Though he warned against another challenge to the leader ("we can't afford to keep doing this"), he offered a starkly different account of the party's past and its future. He reaffirmed Labour's commitment to Nato ("a socialist construct"), with Corbyn left isolated as the platform applauded. The only reference to the leader came when Watson recalled his recent PMQs victory over grammar schools. There were dissenting voices (Watson was heckled as he praised Sadiq Khan for winning an election: "Just like Jeremy Corbyn!"). But one would never have guessed that this was the party which had just re-elected Corbyn. 
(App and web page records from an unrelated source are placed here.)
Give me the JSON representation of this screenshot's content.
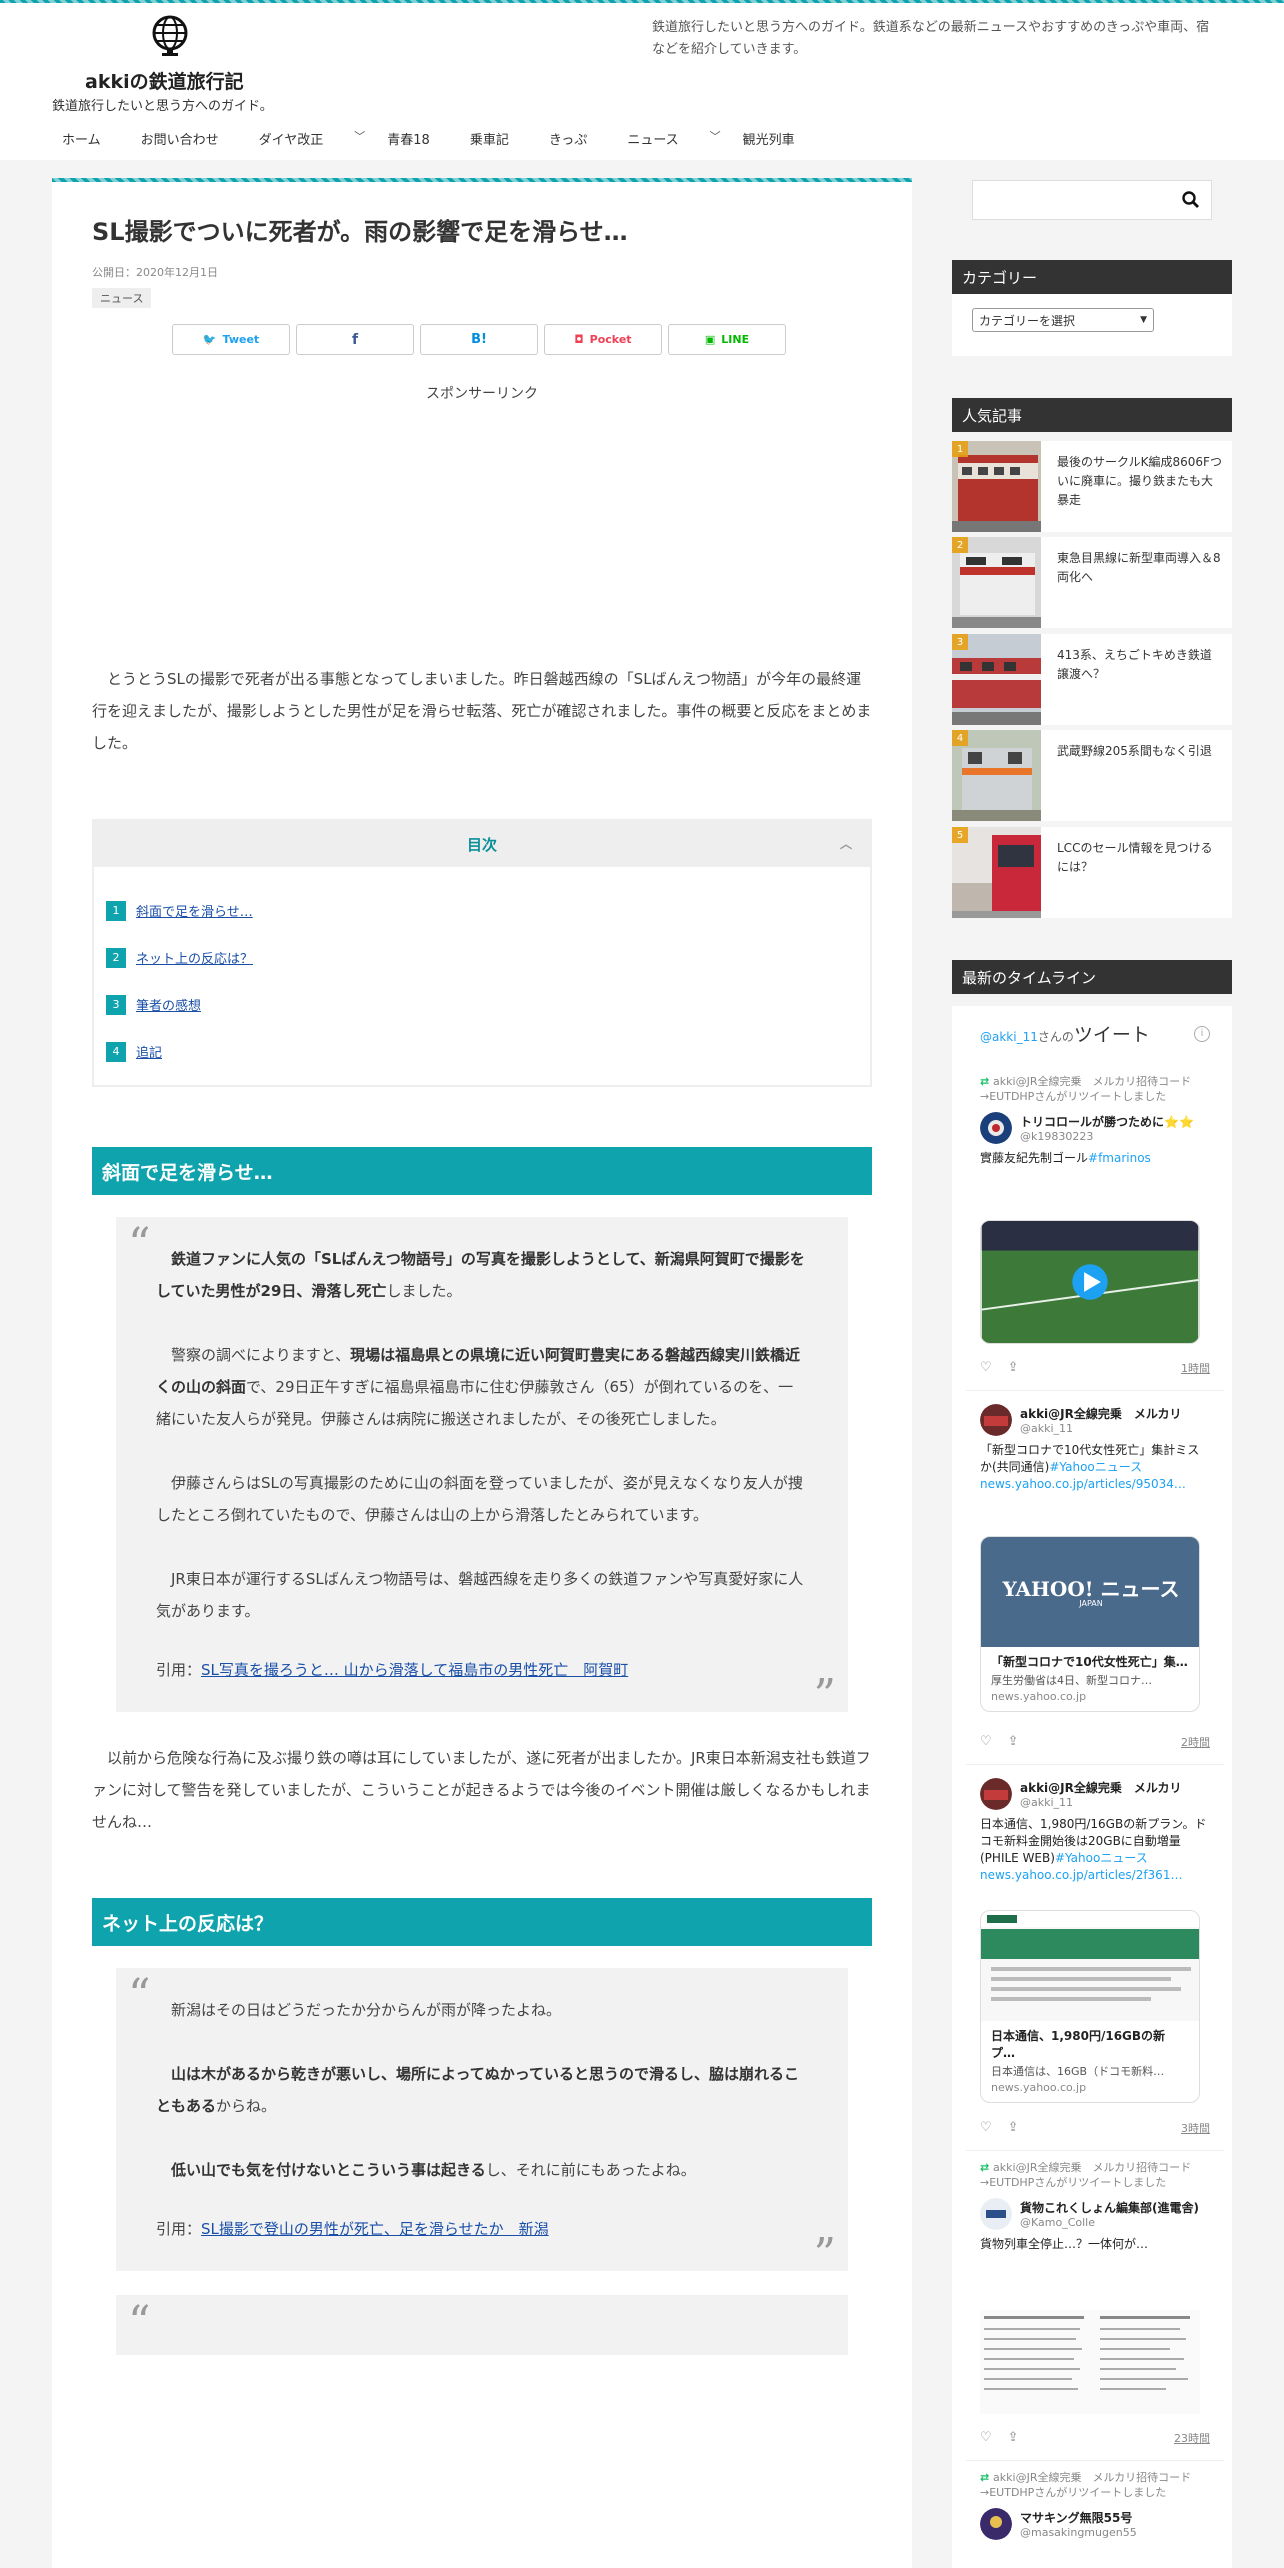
{
  "site": {
    "title": "akkiの鉄道旅行記",
    "tagline": "鉄道旅行したいと思う方へのガイド。",
    "description": "鉄道旅行したいと思う方へのガイド。鉄道系などの最新ニュースやおすすめのきっぷや車両、宿などを紹介していきます。"
  },
  "nav": [
    {
      "label": "ホーム",
      "dropdown": false
    },
    {
      "label": "お問い合わせ",
      "dropdown": false
    },
    {
      "label": "ダイヤ改正",
      "dropdown": true
    },
    {
      "label": "青春18",
      "dropdown": false
    },
    {
      "label": "乗車記",
      "dropdown": false
    },
    {
      "label": "きっぷ",
      "dropdown": false
    },
    {
      "label": "ニュース",
      "dropdown": true
    },
    {
      "label": "観光列車",
      "dropdown": false
    }
  ],
  "article": {
    "title": "SL撮影でついに死者が。雨の影響で足を滑らせ…",
    "published": "公開日：2020年12月1日",
    "category": "ニュース",
    "share": {
      "tweet": "Tweet",
      "facebook": "f",
      "hatena": "B!",
      "pocket": "Pocket",
      "line": "LINE"
    },
    "sponsor": "スポンサーリンク",
    "intro": "とうとうSLの撮影で死者が出る事態となってしまいました。昨日磐越西線の「SLばんえつ物語」が今年の最終運行を迎えましたが、撮影しようとした男性が足を滑らせ転落、死亡が確認されました。事件の概要と反応をまとめました。",
    "toc": {
      "title": "目次",
      "items": [
        {
          "num": "1",
          "label": "斜面で足を滑らせ…"
        },
        {
          "num": "2",
          "label": "ネット上の反応は？"
        },
        {
          "num": "3",
          "label": "筆者の感想"
        },
        {
          "num": "4",
          "label": "追記"
        }
      ]
    },
    "section1": {
      "heading": "斜面で足を滑らせ…",
      "q1_bold": "鉄道ファンに人気の「SLばんえつ物語号」の写真を撮影しようとして、新潟県阿賀町で撮影をしていた男性が29日、滑落し死亡",
      "q1_rest": "しました。",
      "q2_pre": "警察の調べによりますと、",
      "q2_bold": "現場は福島県との県境に近い阿賀町豊実にある磐越西線実川鉄橋近くの山の斜面",
      "q2_rest": "で、29日正午すぎに福島県福島市に住む伊藤敦さん（65）が倒れているのを、一緒にいた友人らが発見。伊藤さんは病院に搬送されましたが、その後死亡しました。",
      "q3": "伊藤さんらはSLの写真撮影のために山の斜面を登っていましたが、姿が見えなくなり友人が捜したところ倒れていたもので、伊藤さんは山の上から滑落したとみられています。",
      "q4": "JR東日本が運行するSLばんえつ物語号は、磐越西線を走り多くの鉄道ファンや写真愛好家に人気があります。",
      "cite_prefix": "引用：",
      "cite_link": "SL写真を撮ろうと… 山から滑落して福島市の男性死亡　阿賀町",
      "after": "以前から危険な行為に及ぶ撮り鉄の噂は耳にしていましたが、遂に死者が出ましたか。JR東日本新潟支社も鉄道ファンに対して警告を発していましたが、こういうことが起きるようでは今後のイベント開催は厳しくなるかもしれませんね…"
    },
    "section2": {
      "heading": "ネット上の反応は？",
      "r1": "新潟はその日はどうだったか分からんが雨が降ったよね。",
      "r2_bold": "山は木があるから乾きが悪いし、場所によってぬかっていると思うので滑るし、脇は崩れることもある",
      "r2_rest": "からね。",
      "r3_bold": "低い山でも気を付けないとこういう事は起きる",
      "r3_rest": "し、それに前にもあったよね。",
      "cite_prefix": "引用：",
      "cite_link": "SL撮影で登山の男性が死亡、足を滑らせたか　新潟"
    }
  },
  "sidebar": {
    "category_title": "カテゴリー",
    "category_select": "カテゴリーを選択",
    "popular_title": "人気記事",
    "popular": [
      {
        "rank": "1",
        "title": "最後のサークルK編成8606Fついに廃車に。撮り鉄またも大暴走"
      },
      {
        "rank": "2",
        "title": "東急目黒線に新型車両導入＆8両化へ"
      },
      {
        "rank": "3",
        "title": "413系、えちごトキめき鉄道譲渡へ？"
      },
      {
        "rank": "4",
        "title": "武蔵野線205系間もなく引退"
      },
      {
        "rank": "5",
        "title": "LCCのセール情報を見つけるには？"
      }
    ],
    "timeline_title": "最新のタイムライン",
    "timeline": {
      "head_user": "@akki_11",
      "head_suffix": "さんの",
      "head_label": "ツイート",
      "rt1": "akki@JR全線完乗　メルカリ招待コード→EUTDHPさんがリツイートしました",
      "t1_name": "トリコロールが勝つために⭐⭐",
      "t1_handle": "@k19830223",
      "t1_text": "實藤友紀先制ゴール",
      "t1_tag": "#fmarinos",
      "t1_time": "1時間",
      "t2_name": "akki@JR全線完乗　メルカリ",
      "t2_handle": "@akki_11",
      "t2_text": "「新型コロナで10代女性死亡」集計ミスか(共同通信)",
      "t2_tag": "#Yahooニュース",
      "t2_link": "news.yahoo.co.jp/articles/95034…",
      "c2_title": "「新型コロナで10代女性死亡」集…",
      "c2_desc": "厚生労働省は4日、新型コロナ…",
      "c2_domain": "news.yahoo.co.jp",
      "c2_logo": "YAHOO! ニュース",
      "c2_logo_sub": "JAPAN",
      "t2_time": "2時間",
      "t3_name": "akki@JR全線完乗　メルカリ",
      "t3_handle": "@akki_11",
      "t3_text": "日本通信、1,980円/16GBの新プラン。ドコモ新料金開始後は20GBに自動増量(PHILE WEB)",
      "t3_tag": "#Yahooニュース",
      "t3_link": "news.yahoo.co.jp/articles/2f361…",
      "c3_title": "日本通信、1,980円/16GBの新プ…",
      "c3_desc": "日本通信は、16GB（ドコモ新料…",
      "c3_domain": "news.yahoo.co.jp",
      "t3_time": "3時間",
      "rt4": "akki@JR全線完乗　メルカリ招待コード→EUTDHPさんがリツイートしました",
      "t4_name": "貨物これくしょん編集部(進電舎)",
      "t4_handle": "@Kamo_Colle",
      "t4_text": "貨物列車全停止…？一体何が…",
      "t4_time": "23時間",
      "rt5": "akki@JR全線完乗　メルカリ招待コード→EUTDHPさんがリツイートしました",
      "t5_name": "マサキング無限55号",
      "t5_handle": "@masakingmugen55"
    }
  },
  "colors": {
    "accent": "#0fa3ad",
    "widget_head": "#333333",
    "link": "#1a4fa8",
    "twitter": "#1da1f2"
  }
}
There was much more to Watson's speech than this: a fine comic riff on "Saturday's result" (Ed Balls on Strictly), a spirited attack on Theresa May's "ducking and diving; humming and hahing" and a cerebral account of the automation revolution. But it was his paean to Labour history that roused the conference as no other speaker has. 

The party's deputy channelled the spirit of both Hugh Gaitskell ("fight, and fight, and fight again to save the party we love") and his mentor Gordon Brown (emulating his trademark rollcall of New Labour achivements). With his voice cracking, Watson recalled when "from the sunny uplands of increasing prosperity social democratic government started to feel normal to the people of Britain". For Labour, a party that has never been further from power in recent decades, that truly was another age. But for a brief moment, Watson's tubthumper allowed Corbyn's vanquished opponents to relive it. 

George Eaton is political editor of the New Statesman.